Okay there... game on. Politics. Tricky, right? (Or left?) Joking aside, this was a lot of fun to think about – so I am glad you asked. Thank you. I spun up a pretty big list in the brainstorming process – and went down a bit of a Google Images rabbithole - but in the end, I went with my first gut picks.
Right out of the gate, my first thought was Ronald Reagan. You can take the man out of Hollywood, but you can't take the Hollywood out of the man. Of course, he was an actor first, and that sense of confidence and magnetism, just the way he carried himself, are a big part of his style. He looked presidential in a suit for sure – but it was his Western look that has stayed in my head. California cowboy cool.
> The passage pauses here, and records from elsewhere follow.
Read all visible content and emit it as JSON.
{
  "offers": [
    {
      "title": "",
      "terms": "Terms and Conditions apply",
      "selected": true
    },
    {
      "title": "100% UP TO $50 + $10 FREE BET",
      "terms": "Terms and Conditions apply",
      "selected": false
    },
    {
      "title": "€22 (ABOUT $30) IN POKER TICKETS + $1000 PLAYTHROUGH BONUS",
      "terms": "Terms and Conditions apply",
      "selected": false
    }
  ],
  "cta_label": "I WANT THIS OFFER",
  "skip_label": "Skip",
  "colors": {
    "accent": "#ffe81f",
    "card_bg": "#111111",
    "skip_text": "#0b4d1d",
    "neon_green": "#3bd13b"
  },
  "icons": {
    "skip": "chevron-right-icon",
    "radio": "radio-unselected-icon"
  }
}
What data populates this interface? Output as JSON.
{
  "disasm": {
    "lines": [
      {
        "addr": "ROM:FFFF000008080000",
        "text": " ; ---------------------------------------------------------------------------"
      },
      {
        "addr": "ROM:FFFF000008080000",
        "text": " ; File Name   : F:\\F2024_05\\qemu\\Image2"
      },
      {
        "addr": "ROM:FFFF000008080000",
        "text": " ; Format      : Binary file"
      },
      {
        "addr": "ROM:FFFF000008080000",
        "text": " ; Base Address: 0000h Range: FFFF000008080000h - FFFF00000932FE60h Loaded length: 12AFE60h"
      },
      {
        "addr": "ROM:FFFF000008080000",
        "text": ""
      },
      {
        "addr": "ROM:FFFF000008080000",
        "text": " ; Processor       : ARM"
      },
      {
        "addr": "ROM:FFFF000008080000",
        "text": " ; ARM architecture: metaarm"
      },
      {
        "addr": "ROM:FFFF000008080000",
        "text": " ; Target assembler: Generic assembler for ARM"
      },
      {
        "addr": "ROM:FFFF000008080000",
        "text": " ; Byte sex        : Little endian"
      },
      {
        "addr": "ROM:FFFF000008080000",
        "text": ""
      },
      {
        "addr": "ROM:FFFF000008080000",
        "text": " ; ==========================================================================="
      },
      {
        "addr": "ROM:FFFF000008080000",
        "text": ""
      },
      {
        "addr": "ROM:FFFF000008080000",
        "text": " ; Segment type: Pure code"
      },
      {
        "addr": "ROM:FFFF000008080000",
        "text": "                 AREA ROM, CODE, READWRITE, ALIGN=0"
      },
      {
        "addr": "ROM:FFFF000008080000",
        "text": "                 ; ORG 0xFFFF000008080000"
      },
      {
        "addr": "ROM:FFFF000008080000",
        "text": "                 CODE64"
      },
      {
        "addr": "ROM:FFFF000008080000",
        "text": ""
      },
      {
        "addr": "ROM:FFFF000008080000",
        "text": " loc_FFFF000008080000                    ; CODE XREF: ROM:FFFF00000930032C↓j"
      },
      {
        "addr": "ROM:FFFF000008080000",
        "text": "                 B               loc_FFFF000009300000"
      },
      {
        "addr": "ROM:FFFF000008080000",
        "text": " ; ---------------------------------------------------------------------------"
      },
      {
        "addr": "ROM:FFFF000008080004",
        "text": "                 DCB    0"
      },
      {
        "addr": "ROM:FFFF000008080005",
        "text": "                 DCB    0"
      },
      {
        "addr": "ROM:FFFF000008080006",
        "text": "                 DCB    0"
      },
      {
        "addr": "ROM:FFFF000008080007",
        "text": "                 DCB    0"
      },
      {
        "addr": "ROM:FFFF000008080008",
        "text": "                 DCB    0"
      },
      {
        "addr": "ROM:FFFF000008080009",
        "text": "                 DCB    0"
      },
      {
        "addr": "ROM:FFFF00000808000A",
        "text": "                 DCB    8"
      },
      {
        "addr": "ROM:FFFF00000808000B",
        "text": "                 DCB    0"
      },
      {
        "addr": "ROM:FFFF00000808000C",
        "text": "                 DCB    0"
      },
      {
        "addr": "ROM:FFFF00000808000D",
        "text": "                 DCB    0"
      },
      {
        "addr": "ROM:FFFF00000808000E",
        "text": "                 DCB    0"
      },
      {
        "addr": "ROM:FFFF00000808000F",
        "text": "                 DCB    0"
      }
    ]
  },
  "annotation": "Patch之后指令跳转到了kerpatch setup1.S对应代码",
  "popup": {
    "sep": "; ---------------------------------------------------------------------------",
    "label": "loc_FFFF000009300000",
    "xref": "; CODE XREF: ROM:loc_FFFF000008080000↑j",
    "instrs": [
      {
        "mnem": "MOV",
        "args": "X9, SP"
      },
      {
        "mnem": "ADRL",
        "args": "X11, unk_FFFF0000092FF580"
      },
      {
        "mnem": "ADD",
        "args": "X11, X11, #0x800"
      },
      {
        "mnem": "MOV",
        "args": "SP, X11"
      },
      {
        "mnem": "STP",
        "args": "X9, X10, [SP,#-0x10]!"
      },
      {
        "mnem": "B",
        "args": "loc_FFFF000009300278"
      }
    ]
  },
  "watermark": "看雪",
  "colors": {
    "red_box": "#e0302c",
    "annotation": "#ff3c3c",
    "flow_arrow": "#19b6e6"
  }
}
Next up, the Kennedy brothers – a two-for-one. John F (JFK, or Jack) and Robert (Bobby) Kennedy. I won't go on again about how my major design influences come from the 1960s (and mostly from television, not politics, since I was just a kid,) but those guys have the same stylish look as so many of the men I looked up to. And, like Reagan, they both exuded charm and charisma. (Of course it helps to be handsome as all get-out.) They both wore suits in that easy, natural way... they were comfortable in them. Bobby in particular - you could envision him going home to his 11 (!) children and not being afraid of some sticky-fingered son clambering up into his lap, or throwing the ball around the yard before dinner. On them, a suit looks like what I'm always preaching – a uniform you can live in, work in, and feel comfortable in. When I think of their best looks, my mind goes to Bobby on the 1968 campaign trail, in a grey suit, repp tie and white pocket square. And while it's easy to think of JFK addressing the nation, my mind goes to him on a boat in a polo or summer-weight sweater and khaki pants. Those images of American presidential romance are kind of burned in my head, and I know I'm not the only one. American Trench, where we get a lot of our socks, designed their original Kennedy style from a photograph of JFK watching America's Cup.
For pick No. 3, I'm going global with Kofi Annan. The UN Secretary-General from Ghana was a pretty cool-looking cat – mostly showed up in suits, and always looked great. Truthfully, I probably remember his voice even more than his clothing – but there's something stylish about that too. Learning to speak slowly and thoughtfully and quietly – we could all take a few pointers. He had an awesome, neatly-trimmed beard way before I did, and I like how he let his hair get just a little unkempt. And like everybody else on this list, he, too, wears a suit like a second skin. I would say he has a more traditional, formal vibe than the Kennedys. Dignified, elegant, warm... I guess that's why he led the Secretariat.
Next up is one of my two style wild cards... Teddy Roosevelt. This maybe be a surprise – clearly he was sleeping at the White House way before I was around. But it was his time spent away from Pennsylvania Avenue that strikes me as so stylish. A man of adventure! A sportsman, a hunter, a soldier, a reader, a writer, a conservationist... a manly President who wasn't afraid of wild game. So in my head, he's not in a three-piece suit or tiny glasses at his desk... he's in a safari-style jacket, bandana around his neck, and awesome boots, trudging through one of the national parks.
Lastly, I may be stretching the term "politician" when I share my final pick, Gianni Agnelli. But I would say the president of Fiat counts... for sure. His hair and his tan are hard to forget, but the suits he wore, tailored just for him in Rome by Caraceni, were the very definition of ‘second skin.' And so much more literally than I mentioned earlier with the Kennedys – the Italians just take ease and movement in tailored clothing to a different level. His ties came from Marinella, his shirts from Battistoni. He knew quality and he only wore the best. In some ways, it was his duty! Like a politician, he represented his country and knew the world was looking at him. But there was life in the way he dressed, as well. Later on in his career, he got into button-down collars (from Brooks Brothers – exported American cool) and leaving the buttons undone was his signature. His tie was often a bit askew, and on occasion, he would wear hiking boots with his suits. I think he liked a bit of casualization... obviously, I am a fan.
So, Garrett, there are my five - some more literally "in office" than others. But no matter your politics, everyone can appreciate a man who has the good manners to dress thoughtfully... not so much to gain votes, but to exude confidence and care for those around him.